__PROBLEM DESCRIPTION__: Scan the data below and pick out the lines containing the word "subtitle".

__DATA TO EXAMINE__:
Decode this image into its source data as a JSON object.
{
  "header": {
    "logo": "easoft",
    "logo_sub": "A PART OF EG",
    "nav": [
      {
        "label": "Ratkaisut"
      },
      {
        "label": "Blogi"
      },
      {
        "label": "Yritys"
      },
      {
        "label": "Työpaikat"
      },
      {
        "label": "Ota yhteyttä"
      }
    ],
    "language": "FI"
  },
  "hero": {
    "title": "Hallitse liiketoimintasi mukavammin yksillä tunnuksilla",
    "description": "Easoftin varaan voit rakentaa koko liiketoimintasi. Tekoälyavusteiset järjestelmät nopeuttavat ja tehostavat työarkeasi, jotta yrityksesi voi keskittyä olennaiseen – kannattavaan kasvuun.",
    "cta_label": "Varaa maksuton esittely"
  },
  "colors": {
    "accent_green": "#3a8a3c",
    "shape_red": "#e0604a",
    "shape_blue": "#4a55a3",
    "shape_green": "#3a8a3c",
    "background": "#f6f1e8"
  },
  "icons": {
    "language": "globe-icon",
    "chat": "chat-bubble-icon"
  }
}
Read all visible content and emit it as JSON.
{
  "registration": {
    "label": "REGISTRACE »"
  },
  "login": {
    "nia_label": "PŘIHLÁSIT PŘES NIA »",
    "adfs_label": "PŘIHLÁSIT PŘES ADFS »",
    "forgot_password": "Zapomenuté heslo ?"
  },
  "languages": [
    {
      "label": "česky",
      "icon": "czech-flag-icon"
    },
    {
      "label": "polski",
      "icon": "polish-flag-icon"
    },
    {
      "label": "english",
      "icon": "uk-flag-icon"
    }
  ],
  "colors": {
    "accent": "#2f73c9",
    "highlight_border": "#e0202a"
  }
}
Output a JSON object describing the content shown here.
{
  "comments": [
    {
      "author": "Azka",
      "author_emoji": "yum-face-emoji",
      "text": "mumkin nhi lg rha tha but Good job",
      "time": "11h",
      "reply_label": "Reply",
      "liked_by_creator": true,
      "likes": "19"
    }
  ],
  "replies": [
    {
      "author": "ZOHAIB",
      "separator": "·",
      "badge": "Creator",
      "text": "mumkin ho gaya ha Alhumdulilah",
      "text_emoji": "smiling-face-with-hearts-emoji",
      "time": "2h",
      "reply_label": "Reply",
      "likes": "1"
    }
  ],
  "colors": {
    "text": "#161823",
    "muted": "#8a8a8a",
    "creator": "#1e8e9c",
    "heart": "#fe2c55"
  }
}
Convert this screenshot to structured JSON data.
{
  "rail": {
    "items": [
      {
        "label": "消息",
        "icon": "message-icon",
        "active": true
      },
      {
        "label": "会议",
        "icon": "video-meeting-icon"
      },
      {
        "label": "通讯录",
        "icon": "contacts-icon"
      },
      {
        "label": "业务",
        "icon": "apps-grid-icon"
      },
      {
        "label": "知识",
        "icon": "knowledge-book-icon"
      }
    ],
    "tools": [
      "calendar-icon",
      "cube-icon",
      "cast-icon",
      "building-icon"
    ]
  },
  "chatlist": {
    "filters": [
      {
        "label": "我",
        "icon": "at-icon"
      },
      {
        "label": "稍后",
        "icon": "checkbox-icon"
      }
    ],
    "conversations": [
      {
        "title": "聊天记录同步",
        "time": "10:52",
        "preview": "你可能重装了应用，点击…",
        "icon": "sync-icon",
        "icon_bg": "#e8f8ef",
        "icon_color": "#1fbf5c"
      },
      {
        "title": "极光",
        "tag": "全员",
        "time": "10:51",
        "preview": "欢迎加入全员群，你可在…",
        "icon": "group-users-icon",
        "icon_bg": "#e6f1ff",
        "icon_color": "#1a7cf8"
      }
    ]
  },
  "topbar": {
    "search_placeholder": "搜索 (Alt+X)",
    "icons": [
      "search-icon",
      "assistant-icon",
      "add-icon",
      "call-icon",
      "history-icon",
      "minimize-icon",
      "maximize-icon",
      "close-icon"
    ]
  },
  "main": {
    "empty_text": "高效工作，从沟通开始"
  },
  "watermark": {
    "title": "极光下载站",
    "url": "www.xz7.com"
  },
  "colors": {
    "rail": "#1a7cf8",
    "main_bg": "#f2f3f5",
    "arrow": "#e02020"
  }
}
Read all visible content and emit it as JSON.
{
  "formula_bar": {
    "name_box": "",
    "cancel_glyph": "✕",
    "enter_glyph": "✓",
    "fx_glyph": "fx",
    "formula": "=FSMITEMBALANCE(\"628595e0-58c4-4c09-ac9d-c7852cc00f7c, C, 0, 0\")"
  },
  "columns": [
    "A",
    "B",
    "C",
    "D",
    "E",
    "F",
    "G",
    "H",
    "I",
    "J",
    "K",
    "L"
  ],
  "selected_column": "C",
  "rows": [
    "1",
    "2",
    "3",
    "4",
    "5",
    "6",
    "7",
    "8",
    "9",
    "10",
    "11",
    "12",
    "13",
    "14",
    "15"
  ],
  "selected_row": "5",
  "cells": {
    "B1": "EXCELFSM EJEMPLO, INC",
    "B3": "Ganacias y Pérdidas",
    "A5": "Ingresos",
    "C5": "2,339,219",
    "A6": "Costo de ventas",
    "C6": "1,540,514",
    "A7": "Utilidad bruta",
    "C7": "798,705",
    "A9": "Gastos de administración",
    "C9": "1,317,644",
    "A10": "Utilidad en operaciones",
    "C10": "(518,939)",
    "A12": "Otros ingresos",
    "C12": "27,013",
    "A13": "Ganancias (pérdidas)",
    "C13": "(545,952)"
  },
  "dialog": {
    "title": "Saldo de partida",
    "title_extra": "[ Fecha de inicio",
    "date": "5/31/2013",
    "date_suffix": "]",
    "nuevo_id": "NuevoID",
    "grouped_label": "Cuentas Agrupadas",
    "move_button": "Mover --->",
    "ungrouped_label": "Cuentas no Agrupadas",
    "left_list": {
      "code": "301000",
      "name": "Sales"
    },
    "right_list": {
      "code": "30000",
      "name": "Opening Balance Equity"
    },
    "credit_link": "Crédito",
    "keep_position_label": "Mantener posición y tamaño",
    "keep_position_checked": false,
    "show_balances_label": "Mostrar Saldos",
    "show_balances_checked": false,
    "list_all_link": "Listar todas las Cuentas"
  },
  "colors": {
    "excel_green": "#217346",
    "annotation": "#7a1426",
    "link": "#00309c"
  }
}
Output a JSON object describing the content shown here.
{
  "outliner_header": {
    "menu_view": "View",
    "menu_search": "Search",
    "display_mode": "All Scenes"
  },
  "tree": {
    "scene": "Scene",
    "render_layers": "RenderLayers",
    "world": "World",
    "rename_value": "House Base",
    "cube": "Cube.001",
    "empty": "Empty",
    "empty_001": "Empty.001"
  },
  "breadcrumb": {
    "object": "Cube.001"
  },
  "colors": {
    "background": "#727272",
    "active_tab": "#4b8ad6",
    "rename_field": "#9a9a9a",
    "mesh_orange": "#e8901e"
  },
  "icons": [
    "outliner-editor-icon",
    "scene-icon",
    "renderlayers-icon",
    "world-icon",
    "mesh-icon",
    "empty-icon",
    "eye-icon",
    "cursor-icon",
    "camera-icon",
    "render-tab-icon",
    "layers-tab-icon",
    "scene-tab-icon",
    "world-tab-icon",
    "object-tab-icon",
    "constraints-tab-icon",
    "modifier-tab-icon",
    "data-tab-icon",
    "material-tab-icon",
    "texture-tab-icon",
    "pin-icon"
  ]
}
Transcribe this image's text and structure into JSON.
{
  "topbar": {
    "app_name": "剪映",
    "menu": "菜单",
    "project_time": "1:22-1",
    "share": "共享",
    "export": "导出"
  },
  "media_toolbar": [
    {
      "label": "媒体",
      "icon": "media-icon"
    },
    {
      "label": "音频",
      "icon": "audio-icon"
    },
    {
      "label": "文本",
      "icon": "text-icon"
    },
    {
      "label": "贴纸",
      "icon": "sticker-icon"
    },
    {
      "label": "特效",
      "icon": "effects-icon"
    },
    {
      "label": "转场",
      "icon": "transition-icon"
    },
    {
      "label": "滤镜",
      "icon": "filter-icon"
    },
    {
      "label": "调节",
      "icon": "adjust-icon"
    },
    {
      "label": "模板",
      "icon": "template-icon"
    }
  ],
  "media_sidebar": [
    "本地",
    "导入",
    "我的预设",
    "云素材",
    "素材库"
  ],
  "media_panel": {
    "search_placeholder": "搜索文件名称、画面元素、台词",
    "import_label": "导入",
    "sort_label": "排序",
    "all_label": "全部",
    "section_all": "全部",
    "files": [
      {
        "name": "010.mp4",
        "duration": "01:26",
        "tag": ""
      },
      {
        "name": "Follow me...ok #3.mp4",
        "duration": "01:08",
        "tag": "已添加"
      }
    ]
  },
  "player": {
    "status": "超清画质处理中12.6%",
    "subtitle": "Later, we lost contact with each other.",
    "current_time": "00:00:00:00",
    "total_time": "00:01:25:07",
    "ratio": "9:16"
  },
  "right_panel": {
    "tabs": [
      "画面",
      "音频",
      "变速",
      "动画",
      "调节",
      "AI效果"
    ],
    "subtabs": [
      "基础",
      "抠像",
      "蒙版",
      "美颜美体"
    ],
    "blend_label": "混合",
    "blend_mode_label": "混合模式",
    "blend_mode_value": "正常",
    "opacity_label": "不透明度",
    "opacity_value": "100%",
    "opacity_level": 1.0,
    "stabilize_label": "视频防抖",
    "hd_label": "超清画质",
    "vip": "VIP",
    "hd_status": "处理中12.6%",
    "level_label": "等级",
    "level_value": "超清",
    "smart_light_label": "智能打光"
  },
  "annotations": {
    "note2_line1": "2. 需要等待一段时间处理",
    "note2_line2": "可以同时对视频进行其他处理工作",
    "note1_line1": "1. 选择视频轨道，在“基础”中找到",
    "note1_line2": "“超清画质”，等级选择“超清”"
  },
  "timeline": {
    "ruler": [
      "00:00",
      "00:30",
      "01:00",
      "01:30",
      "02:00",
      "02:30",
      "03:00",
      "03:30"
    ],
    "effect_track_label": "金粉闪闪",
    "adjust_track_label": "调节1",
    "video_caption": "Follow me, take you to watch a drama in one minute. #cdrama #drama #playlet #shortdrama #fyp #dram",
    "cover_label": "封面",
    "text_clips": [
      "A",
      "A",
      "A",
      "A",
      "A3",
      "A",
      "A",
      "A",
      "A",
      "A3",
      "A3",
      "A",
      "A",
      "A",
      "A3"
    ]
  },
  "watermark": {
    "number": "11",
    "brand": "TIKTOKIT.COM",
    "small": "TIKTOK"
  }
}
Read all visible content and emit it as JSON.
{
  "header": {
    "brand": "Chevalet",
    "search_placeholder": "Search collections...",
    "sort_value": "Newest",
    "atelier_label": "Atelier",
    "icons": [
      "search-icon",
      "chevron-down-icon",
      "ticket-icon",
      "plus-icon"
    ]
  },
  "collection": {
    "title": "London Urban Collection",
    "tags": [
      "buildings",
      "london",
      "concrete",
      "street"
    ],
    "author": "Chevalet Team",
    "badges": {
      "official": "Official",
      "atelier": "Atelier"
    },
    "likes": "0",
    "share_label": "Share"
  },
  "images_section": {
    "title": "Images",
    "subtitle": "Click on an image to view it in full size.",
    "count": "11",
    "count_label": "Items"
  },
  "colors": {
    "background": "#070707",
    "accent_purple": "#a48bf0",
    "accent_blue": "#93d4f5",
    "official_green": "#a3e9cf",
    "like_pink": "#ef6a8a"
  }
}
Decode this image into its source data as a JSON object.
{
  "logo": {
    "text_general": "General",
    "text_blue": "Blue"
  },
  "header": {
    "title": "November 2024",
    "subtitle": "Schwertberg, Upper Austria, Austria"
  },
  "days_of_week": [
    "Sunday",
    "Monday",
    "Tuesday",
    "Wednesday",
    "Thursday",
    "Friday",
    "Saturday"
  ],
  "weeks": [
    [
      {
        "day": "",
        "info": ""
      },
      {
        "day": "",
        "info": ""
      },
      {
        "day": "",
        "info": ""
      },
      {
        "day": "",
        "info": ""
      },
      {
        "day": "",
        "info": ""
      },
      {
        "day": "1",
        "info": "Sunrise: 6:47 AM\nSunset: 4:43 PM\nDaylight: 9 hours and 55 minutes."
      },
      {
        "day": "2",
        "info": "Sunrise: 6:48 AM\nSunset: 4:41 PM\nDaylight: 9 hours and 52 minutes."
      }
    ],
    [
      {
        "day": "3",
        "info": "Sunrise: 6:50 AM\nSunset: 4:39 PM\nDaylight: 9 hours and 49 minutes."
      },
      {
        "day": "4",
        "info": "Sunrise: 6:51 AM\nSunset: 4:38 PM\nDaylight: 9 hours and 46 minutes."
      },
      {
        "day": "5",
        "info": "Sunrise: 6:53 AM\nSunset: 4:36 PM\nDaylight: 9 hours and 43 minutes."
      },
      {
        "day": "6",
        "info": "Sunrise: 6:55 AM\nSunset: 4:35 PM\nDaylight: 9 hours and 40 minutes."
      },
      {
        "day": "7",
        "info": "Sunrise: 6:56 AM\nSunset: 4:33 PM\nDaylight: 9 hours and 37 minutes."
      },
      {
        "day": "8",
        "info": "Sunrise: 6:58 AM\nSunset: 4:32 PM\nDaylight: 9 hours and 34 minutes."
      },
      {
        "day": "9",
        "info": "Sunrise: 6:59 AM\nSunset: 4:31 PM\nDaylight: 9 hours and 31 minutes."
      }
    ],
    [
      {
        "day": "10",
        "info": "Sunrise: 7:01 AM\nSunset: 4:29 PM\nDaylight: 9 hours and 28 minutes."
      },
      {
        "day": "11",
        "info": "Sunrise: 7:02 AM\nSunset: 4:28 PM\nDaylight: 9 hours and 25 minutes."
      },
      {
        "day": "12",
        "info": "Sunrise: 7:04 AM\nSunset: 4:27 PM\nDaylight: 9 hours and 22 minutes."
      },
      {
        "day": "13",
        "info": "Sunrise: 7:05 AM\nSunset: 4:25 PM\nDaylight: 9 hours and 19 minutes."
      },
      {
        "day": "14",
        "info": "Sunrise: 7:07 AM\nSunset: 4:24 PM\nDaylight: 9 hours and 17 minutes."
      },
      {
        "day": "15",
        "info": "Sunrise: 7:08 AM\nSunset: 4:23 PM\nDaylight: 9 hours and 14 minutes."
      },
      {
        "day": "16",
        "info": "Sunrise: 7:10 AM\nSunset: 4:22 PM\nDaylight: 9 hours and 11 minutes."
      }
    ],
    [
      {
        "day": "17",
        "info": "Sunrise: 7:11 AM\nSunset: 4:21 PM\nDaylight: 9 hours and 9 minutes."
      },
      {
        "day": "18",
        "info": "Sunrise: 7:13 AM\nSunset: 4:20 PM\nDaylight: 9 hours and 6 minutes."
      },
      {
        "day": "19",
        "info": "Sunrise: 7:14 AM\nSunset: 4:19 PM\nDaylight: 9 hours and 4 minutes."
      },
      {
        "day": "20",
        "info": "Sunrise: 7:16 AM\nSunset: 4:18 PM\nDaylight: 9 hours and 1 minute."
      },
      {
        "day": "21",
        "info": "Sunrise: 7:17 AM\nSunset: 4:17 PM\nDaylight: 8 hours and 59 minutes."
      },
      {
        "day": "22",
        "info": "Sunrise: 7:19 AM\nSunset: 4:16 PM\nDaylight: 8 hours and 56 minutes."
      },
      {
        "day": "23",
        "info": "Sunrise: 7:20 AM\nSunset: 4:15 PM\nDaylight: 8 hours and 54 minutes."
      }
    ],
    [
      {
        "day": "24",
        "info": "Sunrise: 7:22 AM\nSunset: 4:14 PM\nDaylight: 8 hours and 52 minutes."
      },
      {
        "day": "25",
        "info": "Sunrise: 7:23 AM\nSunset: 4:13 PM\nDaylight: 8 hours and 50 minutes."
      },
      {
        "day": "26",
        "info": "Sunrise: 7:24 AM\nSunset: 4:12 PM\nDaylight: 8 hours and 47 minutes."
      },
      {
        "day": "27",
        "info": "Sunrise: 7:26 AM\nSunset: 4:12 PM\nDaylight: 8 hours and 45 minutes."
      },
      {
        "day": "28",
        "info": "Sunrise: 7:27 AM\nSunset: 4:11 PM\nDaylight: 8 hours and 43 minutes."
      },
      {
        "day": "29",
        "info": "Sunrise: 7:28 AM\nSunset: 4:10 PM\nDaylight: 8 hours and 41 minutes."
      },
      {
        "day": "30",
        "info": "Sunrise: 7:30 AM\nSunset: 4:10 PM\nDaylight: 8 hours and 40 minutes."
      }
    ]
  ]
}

__RESULT__:
    "subtitle": "Later, we lost contact with each other.",
    "subtitle": "Click on an image to view it in full size.",
    "subtitle": "Schwertberg, Upper Austria, Austria"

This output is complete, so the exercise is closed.